--- Information supplied Enclosed Below ---
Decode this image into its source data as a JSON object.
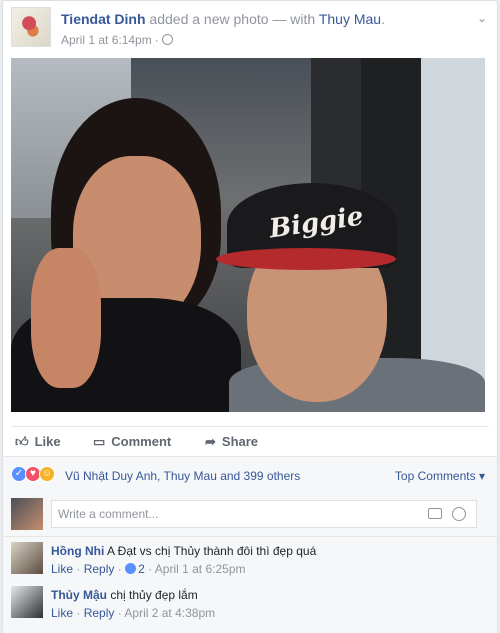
{
  "post": {
    "author": "Tiendat Dinh",
    "action": "added a new photo — with",
    "tagged": "Thuy Mau",
    "tagged_suffix": ".",
    "time": "April 1 at 6:14pm",
    "separator": "·",
    "chevron_icon": "chevron-down-icon",
    "photo_cap_text": "Biggie"
  },
  "actions": {
    "like_label": "Like",
    "comment_label": "Comment",
    "share_label": "Share",
    "like_icon": "thumbs-up-icon",
    "comment_icon": "speech-bubble-icon",
    "share_icon": "share-arrow-icon"
  },
  "reactions": {
    "summary": "Vũ Nhật Duy Anh, Thuy Mau and 399 others",
    "top_comments": "Top Comments",
    "colors": {
      "like": "#5890ff",
      "love": "#f25268",
      "haha": "#f7b125"
    }
  },
  "composer": {
    "placeholder": "Write a comment...",
    "camera_icon": "camera-icon",
    "emoji_icon": "smiley-icon"
  },
  "comments": [
    {
      "author": "Hồng Nhi",
      "text": "A Đạt vs chị Thủy thành đôi thì đẹp quá",
      "like": "Like",
      "reply": "Reply",
      "likes_count": "2",
      "time": "April 1 at 6:25pm",
      "dot": "·"
    },
    {
      "author": "Thủy Mậu",
      "text": "chị thủy đẹp lắm",
      "like": "Like",
      "reply": "Reply",
      "time": "April 2 at 4:38pm",
      "dot": "·"
    }
  ],
  "colors": {
    "link": "#365899",
    "muted": "#90949c",
    "bg": "#e9ebee"
  }
}
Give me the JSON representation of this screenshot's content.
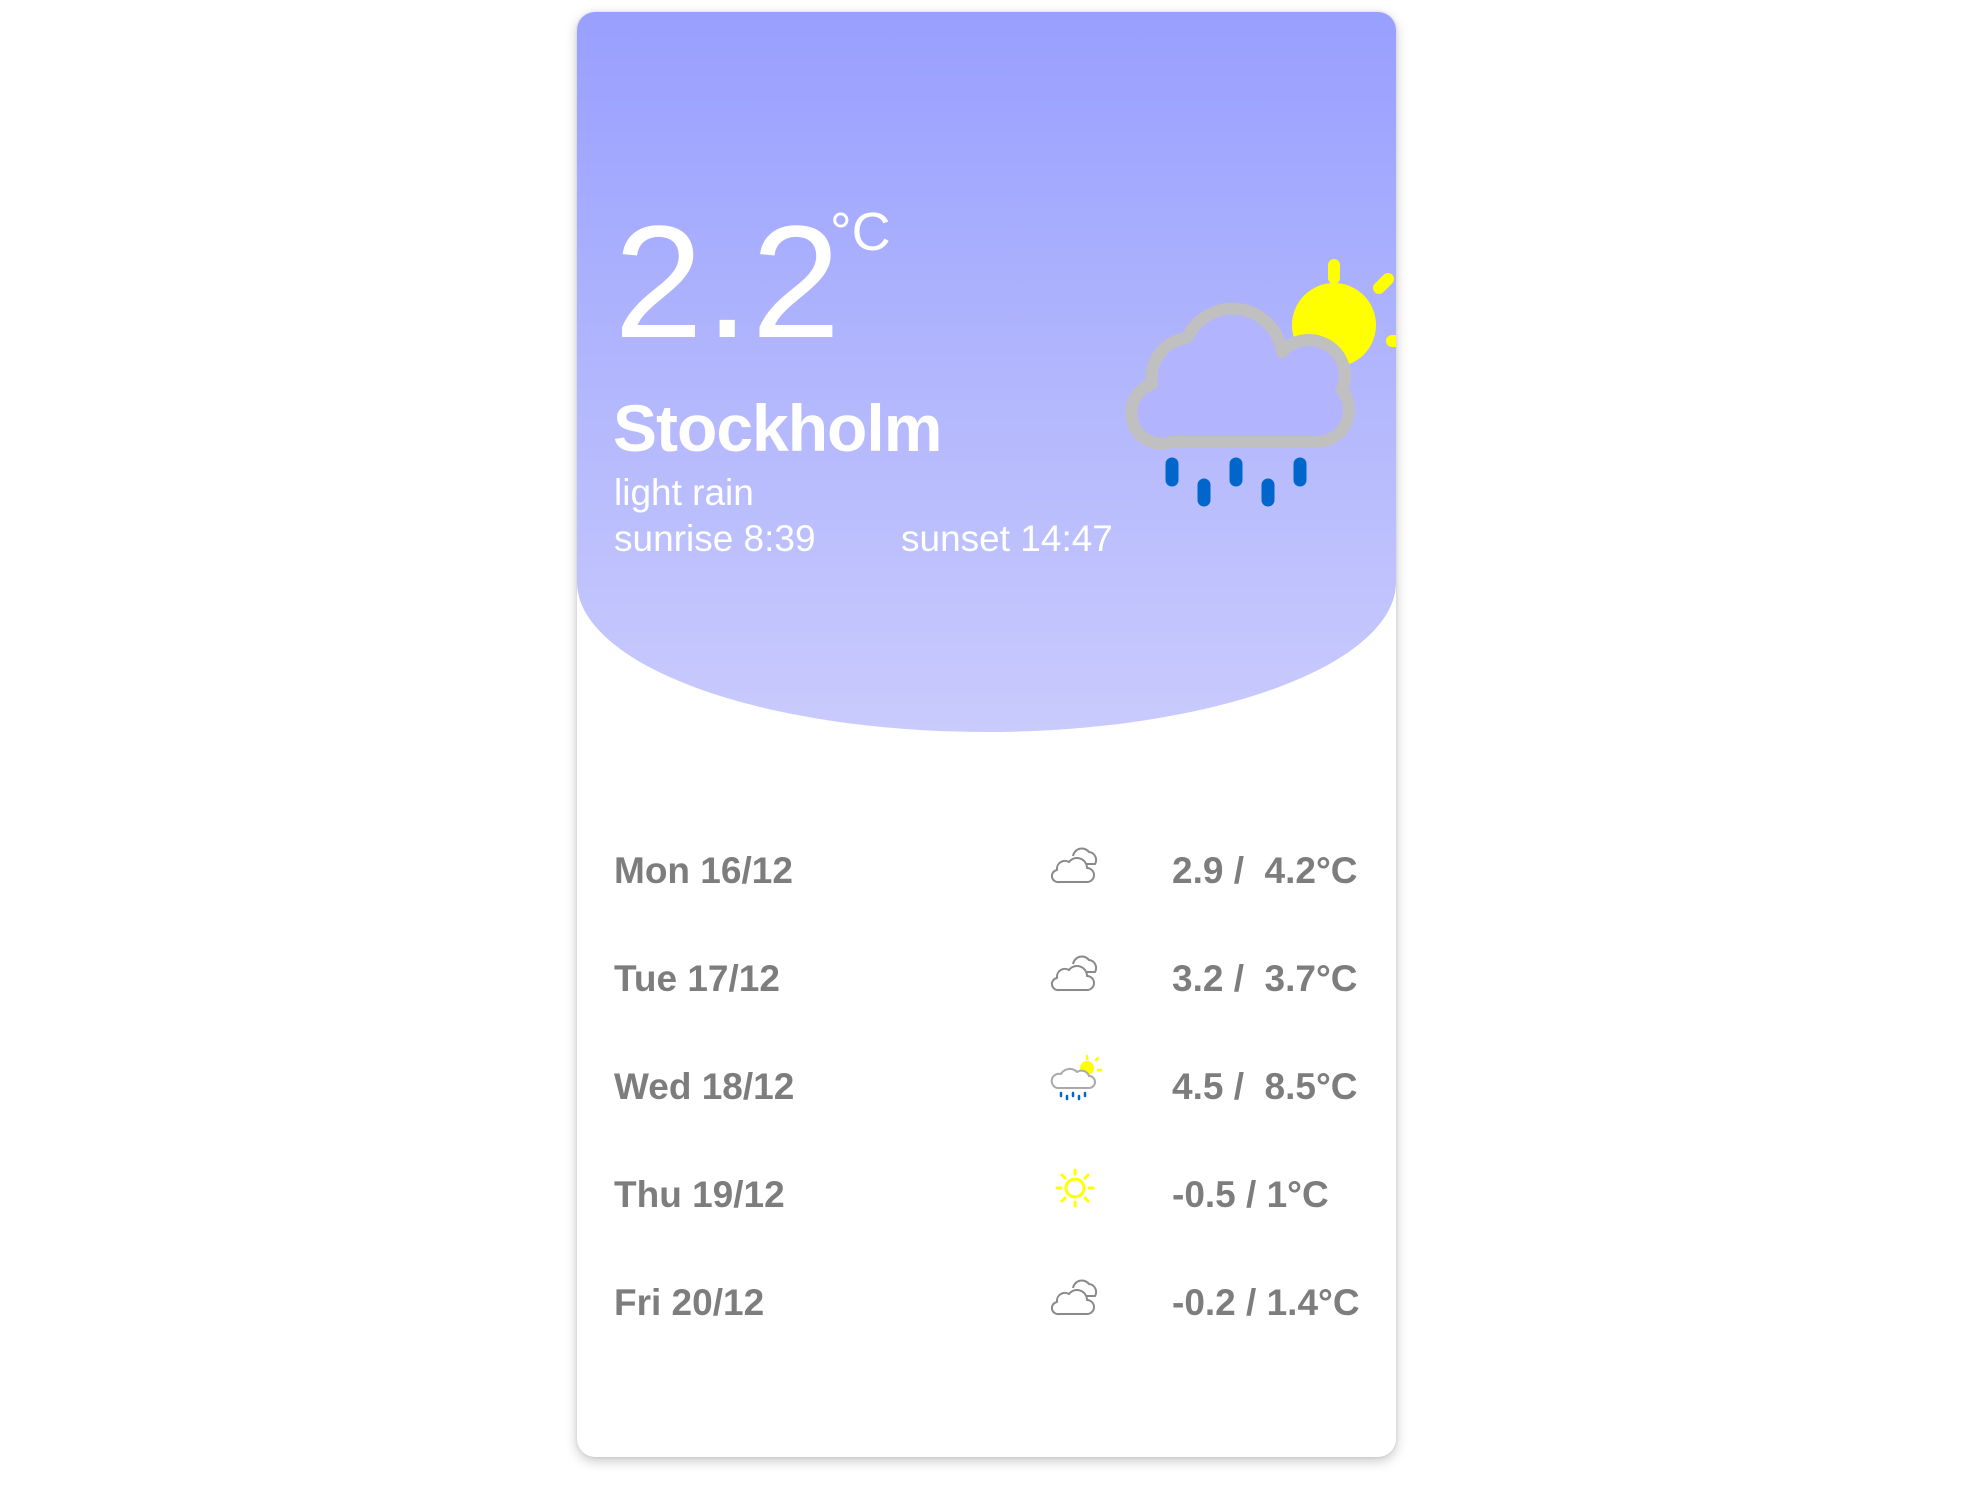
{
  "current": {
    "temperature": "2.2",
    "unit": "°C",
    "city": "Stockholm",
    "description": "light rain",
    "sunrise": "sunrise 8:39",
    "sunset": "sunset 14:47",
    "icon": "cloud-sun-rain-icon"
  },
  "forecast": [
    {
      "day": "Mon 16/12",
      "icon": "cloudy-icon",
      "range": "2.9 /  4.2°C"
    },
    {
      "day": "Tue 17/12",
      "icon": "cloudy-icon",
      "range": "3.2 /  3.7°C"
    },
    {
      "day": "Wed 18/12",
      "icon": "cloud-sun-rain-icon",
      "range": "4.5 /  8.5°C"
    },
    {
      "day": "Thu 19/12",
      "icon": "sun-icon",
      "range": "-0.5 / 1°C"
    },
    {
      "day": "Fri 20/12",
      "icon": "cloudy-icon",
      "range": "-0.2 / 1.4°C"
    }
  ],
  "colors": {
    "gradient_top": "#989ffe",
    "gradient_bottom": "#c9cbfd",
    "sun": "#ffff00",
    "rain": "#0066cc",
    "cloud": "#c0c0c0",
    "text_muted": "#7d7d7d"
  }
}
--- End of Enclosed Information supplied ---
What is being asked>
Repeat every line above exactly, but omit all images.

Solution to this problem>
Decode this image into its source data as a JSON object.
{
  "post": {
    "author": "Tiendat Dinh",
    "action": "added a new photo — with",
    "tagged": "Thuy Mau",
    "tagged_suffix": ".",
    "time": "April 1 at 6:14pm",
    "separator": "·",
    "chevron_icon": "chevron-down-icon",
    "photo_cap_text": "Biggie"
  },
  "actions": {
    "like_label": "Like",
    "comment_label": "Comment",
    "share_label": "Share",
    "like_icon": "thumbs-up-icon",
    "comment_icon": "speech-bubble-icon",
    "share_icon": "share-arrow-icon"
  },
  "reactions": {
    "summary": "Vũ Nhật Duy Anh, Thuy Mau and 399 others",
    "top_comments": "Top Comments",
    "colors": {
      "like": "#5890ff",
      "love": "#f25268",
      "haha": "#f7b125"
    }
  },
  "composer": {
    "placeholder": "Write a comment...",
    "camera_icon": "camera-icon",
    "emoji_icon": "smiley-icon"
  },
  "comments": [
    {
      "author": "Hồng Nhi",
      "text": "A Đạt vs chị Thủy thành đôi thì đẹp quá",
      "like": "Like",
      "reply": "Reply",
      "likes_count": "2",
      "time": "April 1 at 6:25pm",
      "dot": "·"
    },
    {
      "author": "Thủy Mậu",
      "text": "chị thủy đẹp lắm",
      "like": "Like",
      "reply": "Reply",
      "time": "April 2 at 4:38pm",
      "dot": "·"
    }
  ],
  "colors": {
    "link": "#365899",
    "muted": "#90949c",
    "bg": "#e9ebee"
  }
}
Give me the JSON representation of this screenshot's content.
{
  "current": {
    "temperature": "2.2",
    "unit": "°C",
    "city": "Stockholm",
    "description": "light rain",
    "sunrise": "sunrise 8:39",
    "sunset": "sunset 14:47",
    "icon": "cloud-sun-rain-icon"
  },
  "forecast": [
    {
      "day": "Mon 16/12",
      "icon": "cloudy-icon",
      "range": "2.9 /  4.2°C"
    },
    {
      "day": "Tue 17/12",
      "icon": "cloudy-icon",
      "range": "3.2 /  3.7°C"
    },
    {
      "day": "Wed 18/12",
      "icon": "cloud-sun-rain-icon",
      "range": "4.5 /  8.5°C"
    },
    {
      "day": "Thu 19/12",
      "icon": "sun-icon",
      "range": "-0.5 / 1°C"
    },
    {
      "day": "Fri 20/12",
      "icon": "cloudy-icon",
      "range": "-0.2 / 1.4°C"
    }
  ],
  "colors": {
    "gradient_top": "#989ffe",
    "gradient_bottom": "#c9cbfd",
    "sun": "#ffff00",
    "rain": "#0066cc",
    "cloud": "#c0c0c0",
    "text_muted": "#7d7d7d"
  }
}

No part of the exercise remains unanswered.